I love the Parable of the Mustard Seed. My students and I study how Jesus refers to the humble beginnings of the Kingdom of God and how the preaching of the Word spread this Good News into a worldwide influence. We also talk on an individual level–although each of us is only one person, our reach and influence can greatly affect the expanse of the Kingdom of God. This parable is such an encouragement to go and share the story of Jesus.
26 And he said, “The kingdom of God is as if a man should scatter seed on the ground. 27 He sleeps and rises night and day, and the seed sprouts and grows; he knows not how. 28 The earth produces by itself, first the blade, then the ear, then the full grain in the ear. 29 But when the grain is ripe, at once he puts in the sickle, because the harvest has come.”
This parable is told in the middle of other parables related to listening with ears to hear and how the kingdom of God will grow. In this parable Jesus is telling his audience that if they truly seek to understand who Jesus is and believe Him they become good soil in which He can produce a harvest.
The lost sheep. The Jewish community needed to know that Jesus was keeping his eye out for the gentiles who needed to hear the good news and be shepherded. This parable reminds me to look for people on the margins who may need love and support, rather than only sticking in with the flock.
I absolutely love Jesus’ parables and it is so difficult to pick my favorite! The first one that came to my mind at the moment of deciding which one to study further is that off The Parable of the Sower. It has always had a lasting effect on me and I wanted to dig deeper into the background and lessons of the parable. This parable is found in 3 of the gospels, specifically Mathew 13:1-23, Mark 4:1-20, and Luke 8:4-15. All 3 written accounts are very similar with minor differences in terms of setting the scene. Matthew indicates that the crows were very large and so Jesus got into a boat in the lake and spoke from there. Mark echoes Matthew’s account. Luke echoes them both but does indicate that the people that came were coming from “town after town.” I believe this to be an important additional detail as towns would vary in their cultural practices and beliefs. It provides greater context to the crowd Jesus was speaking to. In terms of what he was trying to tell the 1st century Jewish people, what is important to note with these passages is that, when the disciples were alone with him after he shared the parable with the crowd, they probed him to find out why he chose to speak in these parables. Jesus explains the vitality that while the kingdom of God has been given to them, He must speak in these parables to all others so that the prophecy of Isaiah 6:9-10 can be fulfilled, which states, “they may be ever seeing but never perceiving, and ever hearing but never understanding; otherwise they might turn and be forgiven!” He then goes on to break down the meaning of the parable to his disciples. He is imploring them to have ears to hear! For me in present day, this parable and the following exchange Jesus has with his disciples is extremely convicting. Am I just hearing the message from Jesus or really listening to it with an open ear and heart? Also, I think about the parable itself in terms of my own soil as it were. How is is my soil? Is it healthy and rich so that the seeds of the knowledge of the kingdom of God will grow well? Is it tended to regularly? This parable never ceases to daily question my resolve to know God more.

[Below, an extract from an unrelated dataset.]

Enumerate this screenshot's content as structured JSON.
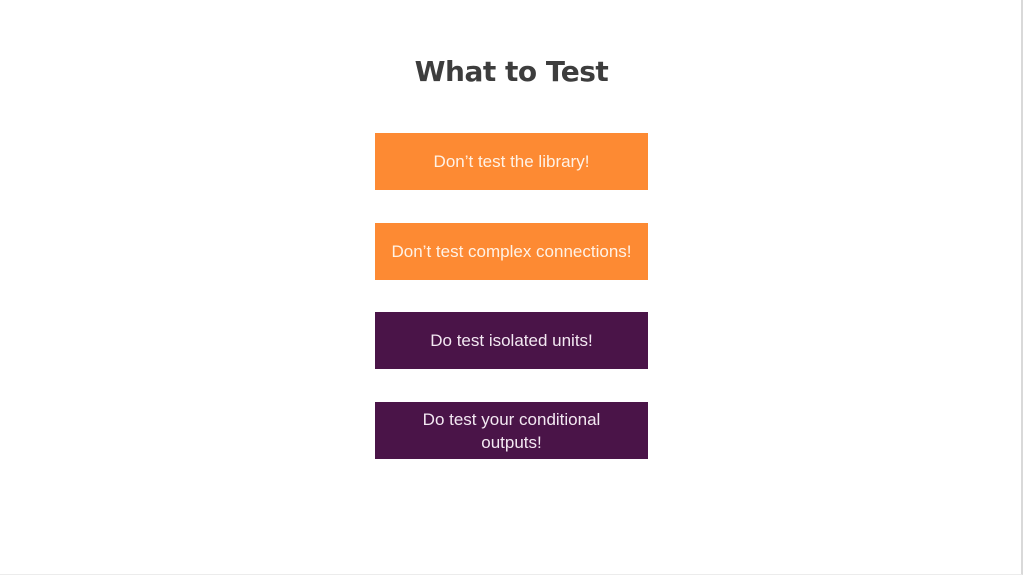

As I read the parable of the Prodigal Son in Luke, what struck me as new was the three parables in a row: The Lost Sheep, The Lost Coin and The Prodigal Son. While I have read all of these parables before, I hadn’t before made this obvious connection. The Parable of the Lost Son is a favorite of many, because it showcases the ultimate, unconditional love of the Father toward the Son. The son takes his inheritance and runs off to live a life of drinking, partying and indulgence. He spends his money and goes to work for a man with pigs. Further, a famine is occurring in the land, and he realizes that he is in such a pitiful state as to desire to eat what the filthy pigs eat. In a Jewish context, this is especially bad, since pigs are not even eaten (even today) in Jewish homes. He returns home, hoping his father will take him back again, and his father not only accepts his son’s confession and forgives, but he prepares a banquet for him! (Not pork but a fattened calf!) He gets a ring and sandals and a robe. The father is so happy he gives his best offering to the son.
I interpret this to be the nation of Israel and God. The Israelites had an inheritance from God since Abraham. Yet, many times they squander their wealth, were idolatrous and made the Jewish faith something of their own design. They didn’t see the signs and wonders of Jesus, and didn’t want to see to the Old Testament scriptures as signs and prophecies of Jesus’ life. I think Jesus told this parable to the Pharisees and Jewish people to explain that nothing can separate you from the Father’s love. He is wanting a reunion with every believer, to welcome us into the family. God loves his people and desires for every man, woman and child to repent and confess their belief in Him.
We also see in verse 25, the older brother is jealous of the younger son’s treatment. The Father explains, everything that I have is yours. This is the Jewish man being frustrated and upset because salvation is coming to the gentiles. God wishes for all to enter the kingdom, whether he is righteous or a sinner.